There are game-changing developments taking place right now. Australians and Americans have pioneered the innovative technology required to keep costs low, improve efficiency, and minimize environmental impact. And, across Australia, U.S. companies are breaking new ground. ConocoPhillips developed new flare technology for its Curtis Island LNG facility and supports a carbon offset program in West Arnhem Land.

Here in Western Australia, Chevron is eliminating up to four million tons of greenhouse gas emissions at Gorgon by utilizing state of the art carbon capture and sequestration technology. Instead of being released in to the atmosphere, carbon emissions are captured and trapped in an underground reservoir. Both of Chevron’s WA projects marry the development of energy resources with praiseworthy environmental stewardship, with outstanding results. Turtle, seabird, and mammal populations are thriving and the coasts and reefs are healthy. Protecting hundreds of species of unique flora and fauna can indeed go hand-in-hand with LNG production.

U.S.-Australian collaboration on energy goes beyond the LNG sector. We are partners in the development of hydro, wind, solar, geothermal, and wave energy, as well as biofuels. I am excited about the partnership between U.S. companies GE and First Solar and Australia’s Verve Energy to harness the power of the sun. Their solar farm in Western Australia is the first utility-scale solar project in Australia, and highlights the immense potential for renewable energy. There is no question that the wealth of innovative talent in WA is going to make this region a center for clean energy solutions.

The U.S.-Australian energy partnership has evolved naturally from our great alliance.

We will soon mark the 74th anniversary of the Battle of the Coral Sea. At this pivotal battle of World War II, Australians and Americans fought side-by-side to turn back the Japanese advance in the Pacific. Against difficult odds, they won. And, without the Coral Sea, there could have been no Midway, no Guadalcanal, no victory in the Pacific. The last seven decades of stability and prosperity in the Asia Pacific region would have remained unimaginable.

The Allied victory in World War II gave birth to the ANZUS treaty. Friday this week marks 64 years since U.S. President Harry Truman ratified the ANZUS treaty. This treaty codified an alliance forged in the defense of freedom and human dignity.

And while our alliance is often defined in terms of the battles we’ve fought together, today, the alliance between the United States and Australia is about much, much more than security.

Just as U.S. companies are investing in Australia’s energy sector, the United States is investing in its relationship with Australia.

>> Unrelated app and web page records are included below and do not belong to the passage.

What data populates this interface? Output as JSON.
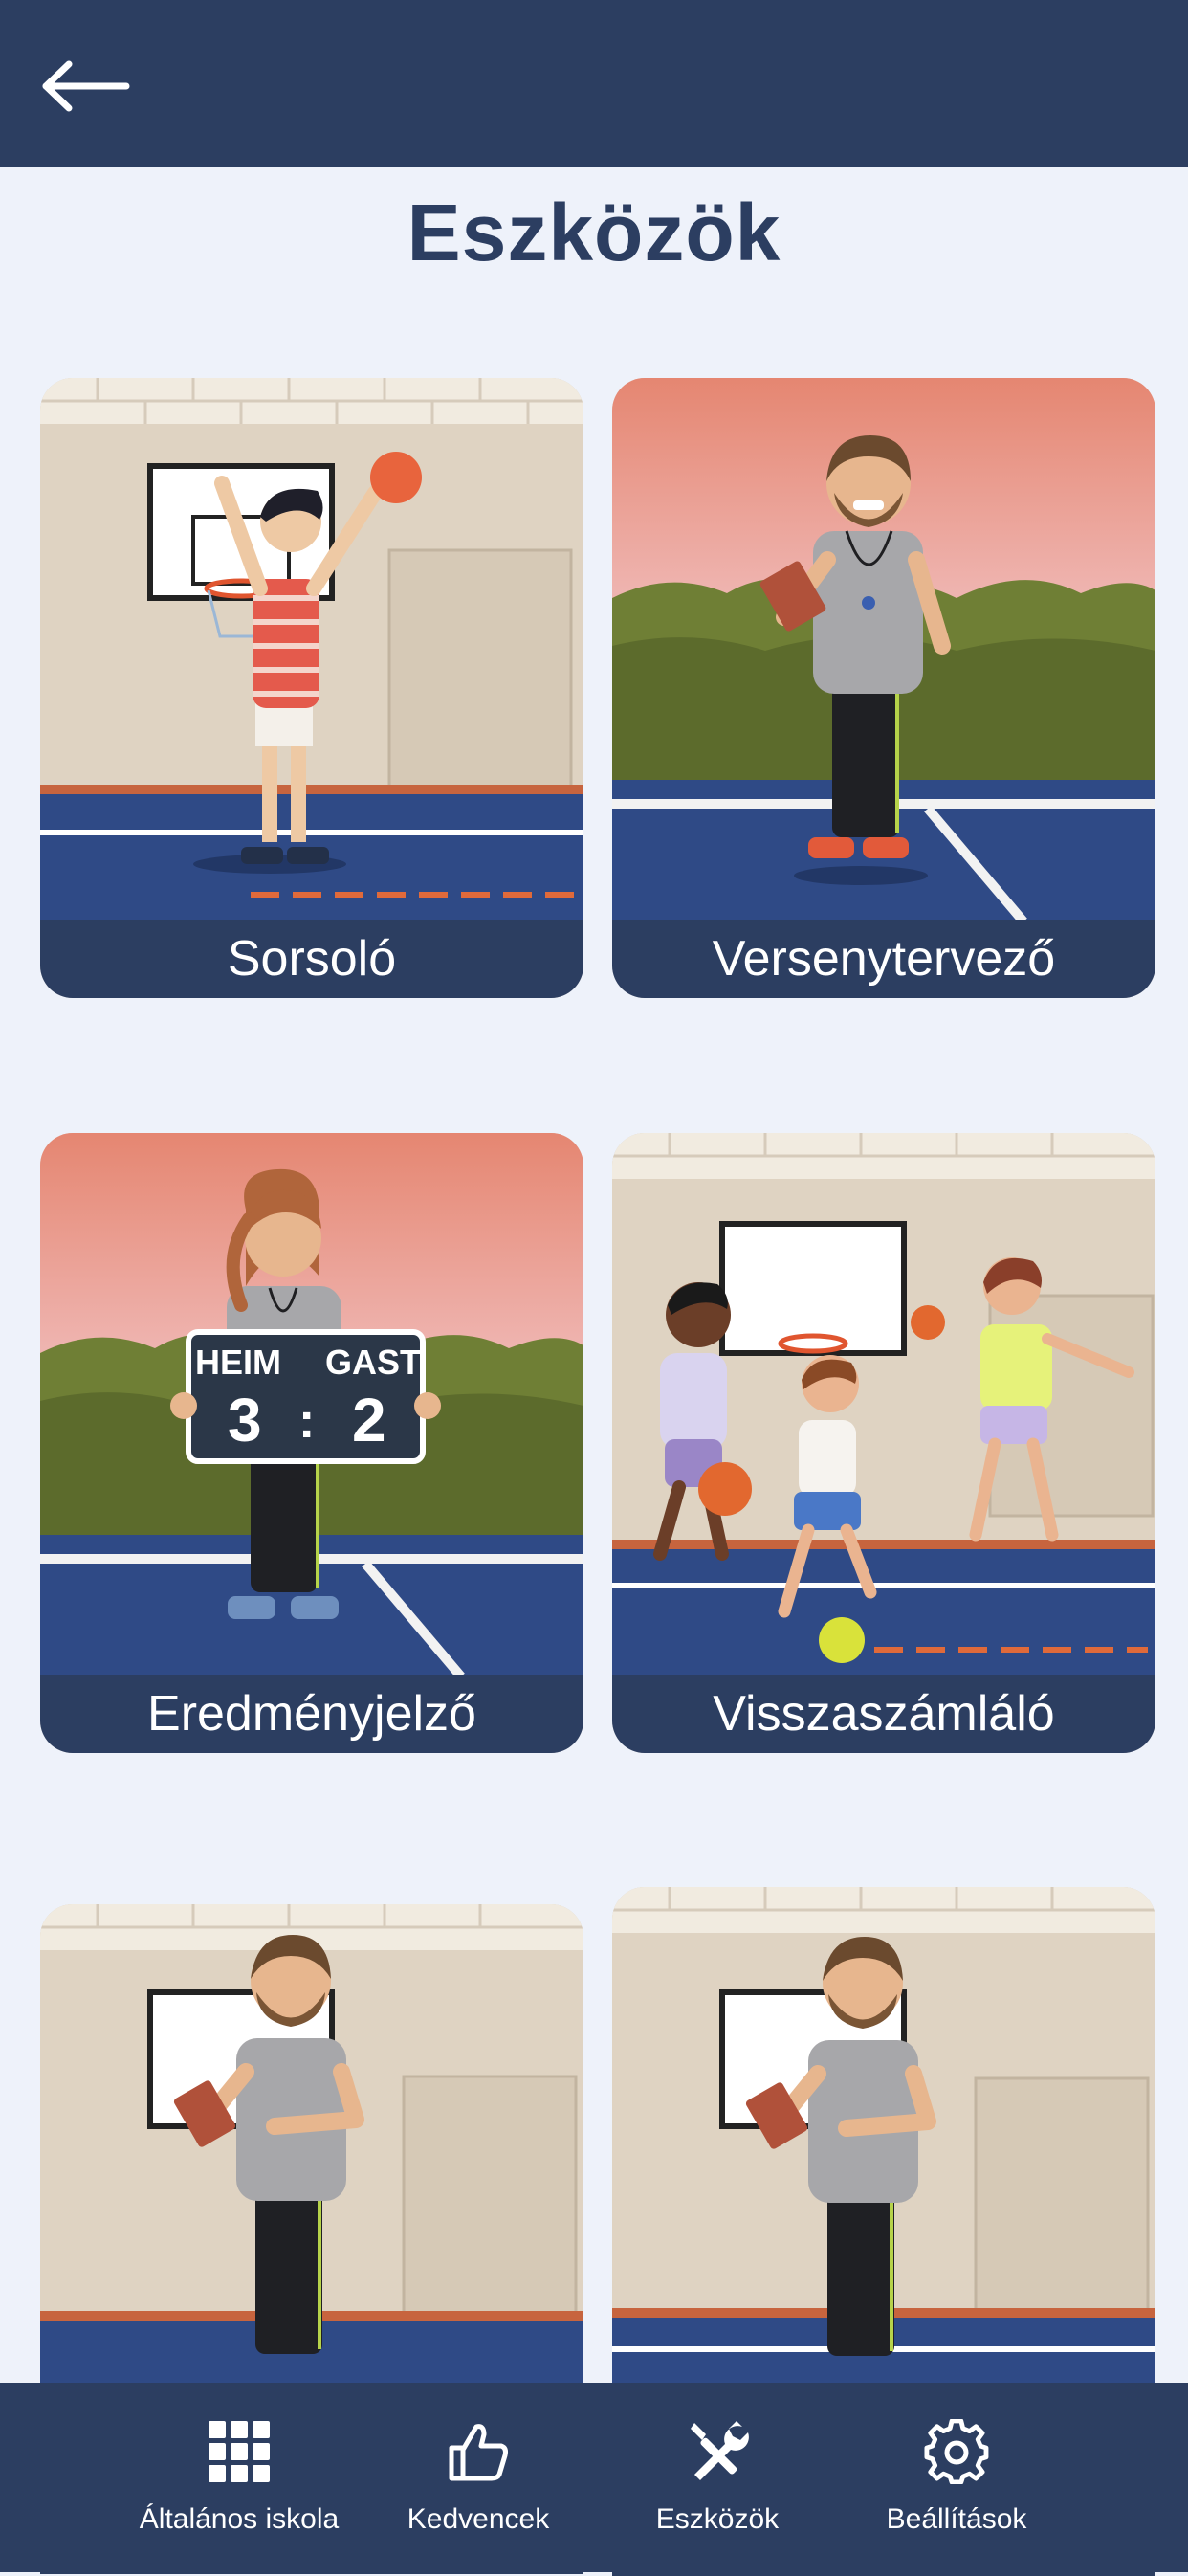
{
  "header": {
    "back_icon": "arrow-left-icon"
  },
  "page_title": "Eszközök",
  "tools": [
    {
      "label": "Sorsoló"
    },
    {
      "label": "Versenytervező"
    },
    {
      "label": "Eredményjelző",
      "scoreboard": {
        "home": "HEIM",
        "away": "GAST",
        "home_score": "3",
        "separator": ":",
        "away_score": "2"
      }
    },
    {
      "label": "Visszaszámláló"
    },
    {
      "label": ""
    },
    {
      "label": ""
    }
  ],
  "bottom_nav": [
    {
      "label": "Általános iskola",
      "icon": "grid-icon"
    },
    {
      "label": "Kedvencek",
      "icon": "thumbs-up-icon"
    },
    {
      "label": "Eszközök",
      "icon": "tools-icon"
    },
    {
      "label": "Beállítások",
      "icon": "gear-icon"
    }
  ],
  "colors": {
    "primary": "#2c3e61",
    "background": "#eef2fa",
    "court": "#2f4a86"
  }
}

American and Australian technology pioneers will transform our societies. Americans, including me, flocked to Perth in December for WestTechFest, Unearthed, and associated events. In February, a great mob of Australians traveled to Silicon Valley for the inaugural Australia United States Business Week and the opening of Australia’s first innovation “landing pad.”

And, when we are talking about innovation, our cooperation on space exploration is innovation at its finest. NASA has invested $100 million dollars in Tidbinbilla over the last two years in preparation for the Mission to Mars. American and Australian scientists will not only put humans on Mars; they will advance technology by leaps and bounds. This technology will power our industries into the future.

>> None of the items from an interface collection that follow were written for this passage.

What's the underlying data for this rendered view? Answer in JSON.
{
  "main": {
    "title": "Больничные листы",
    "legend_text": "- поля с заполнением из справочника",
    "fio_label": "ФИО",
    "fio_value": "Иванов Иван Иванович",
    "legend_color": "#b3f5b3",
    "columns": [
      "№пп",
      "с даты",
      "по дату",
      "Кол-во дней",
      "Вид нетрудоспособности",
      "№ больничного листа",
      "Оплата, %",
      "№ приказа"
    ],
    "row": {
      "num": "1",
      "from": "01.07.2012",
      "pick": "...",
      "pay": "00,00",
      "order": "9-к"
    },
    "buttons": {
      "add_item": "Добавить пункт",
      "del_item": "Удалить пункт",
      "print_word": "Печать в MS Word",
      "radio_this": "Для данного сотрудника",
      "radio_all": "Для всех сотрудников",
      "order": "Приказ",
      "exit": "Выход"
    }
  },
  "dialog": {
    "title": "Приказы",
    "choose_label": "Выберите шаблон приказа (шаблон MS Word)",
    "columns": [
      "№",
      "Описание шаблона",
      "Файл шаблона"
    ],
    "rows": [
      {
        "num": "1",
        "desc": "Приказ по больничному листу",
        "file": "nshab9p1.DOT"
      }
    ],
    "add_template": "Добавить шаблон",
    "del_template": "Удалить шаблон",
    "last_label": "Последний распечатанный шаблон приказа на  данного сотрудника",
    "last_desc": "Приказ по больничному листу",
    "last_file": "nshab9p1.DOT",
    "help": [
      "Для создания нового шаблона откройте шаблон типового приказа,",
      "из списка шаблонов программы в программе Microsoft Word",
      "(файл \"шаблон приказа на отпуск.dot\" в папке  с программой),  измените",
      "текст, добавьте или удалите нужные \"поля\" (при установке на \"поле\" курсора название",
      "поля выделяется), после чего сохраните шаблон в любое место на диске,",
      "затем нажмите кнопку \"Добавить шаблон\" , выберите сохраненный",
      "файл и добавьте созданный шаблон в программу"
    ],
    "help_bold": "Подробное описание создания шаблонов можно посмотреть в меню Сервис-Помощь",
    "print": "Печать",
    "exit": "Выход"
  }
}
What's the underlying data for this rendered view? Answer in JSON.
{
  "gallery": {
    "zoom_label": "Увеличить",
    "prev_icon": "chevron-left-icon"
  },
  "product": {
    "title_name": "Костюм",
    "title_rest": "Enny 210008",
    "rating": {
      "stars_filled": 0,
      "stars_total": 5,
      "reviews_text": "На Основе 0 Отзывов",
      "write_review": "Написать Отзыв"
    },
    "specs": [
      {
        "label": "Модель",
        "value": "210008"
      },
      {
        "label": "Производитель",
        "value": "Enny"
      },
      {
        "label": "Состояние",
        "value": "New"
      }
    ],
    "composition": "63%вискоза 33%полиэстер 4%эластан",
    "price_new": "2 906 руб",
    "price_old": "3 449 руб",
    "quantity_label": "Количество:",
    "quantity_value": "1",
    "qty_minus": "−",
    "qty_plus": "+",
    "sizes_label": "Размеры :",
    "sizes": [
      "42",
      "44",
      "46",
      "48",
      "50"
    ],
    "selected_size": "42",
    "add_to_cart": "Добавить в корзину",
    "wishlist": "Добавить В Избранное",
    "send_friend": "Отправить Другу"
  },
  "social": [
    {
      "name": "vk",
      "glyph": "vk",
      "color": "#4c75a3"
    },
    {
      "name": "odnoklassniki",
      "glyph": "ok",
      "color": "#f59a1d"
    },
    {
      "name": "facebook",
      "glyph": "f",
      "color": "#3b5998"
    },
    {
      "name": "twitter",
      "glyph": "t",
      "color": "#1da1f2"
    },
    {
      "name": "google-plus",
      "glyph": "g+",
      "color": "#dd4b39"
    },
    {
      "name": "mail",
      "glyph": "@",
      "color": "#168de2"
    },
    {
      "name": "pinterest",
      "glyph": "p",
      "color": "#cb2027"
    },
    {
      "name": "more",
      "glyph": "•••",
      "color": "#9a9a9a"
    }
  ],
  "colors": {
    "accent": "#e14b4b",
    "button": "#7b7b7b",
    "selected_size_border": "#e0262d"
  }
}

A future marked by greater integration and freer trade. Led by our free trade agreement, the AUSFTA, and the energy sector, we have built a $1 trillion dollar economic relationship between the United States and Australia. This tremendous figure is poised to grow even larger with the approval of the TPP by all 12 partner countries, and further fueled by innovation and mutual investment.

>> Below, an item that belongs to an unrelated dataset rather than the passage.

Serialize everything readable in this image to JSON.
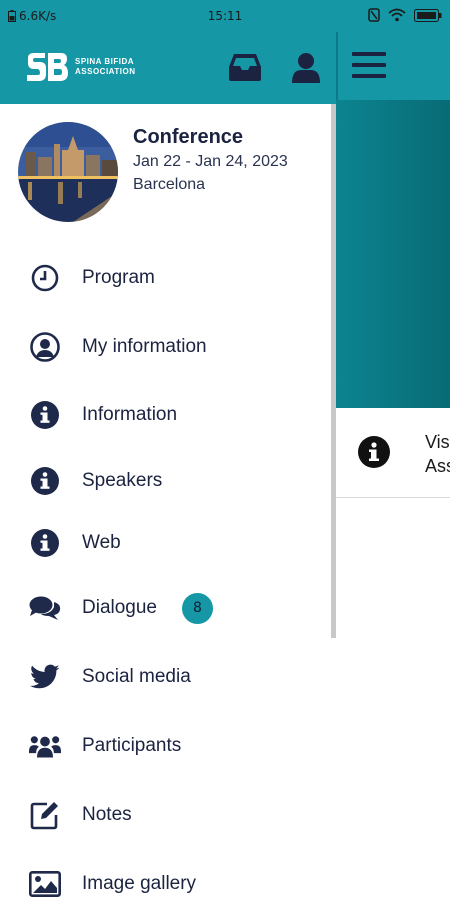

From energy to environment, from security to outer space, we cooperate on everything. Our countries and our region are stronger for it. All of you are part of it. Our alliance is an alliance for the innovation, investment, and growth that will underpin stability and prosperity in the 21st century.

Thank you. I look forward to our discussion.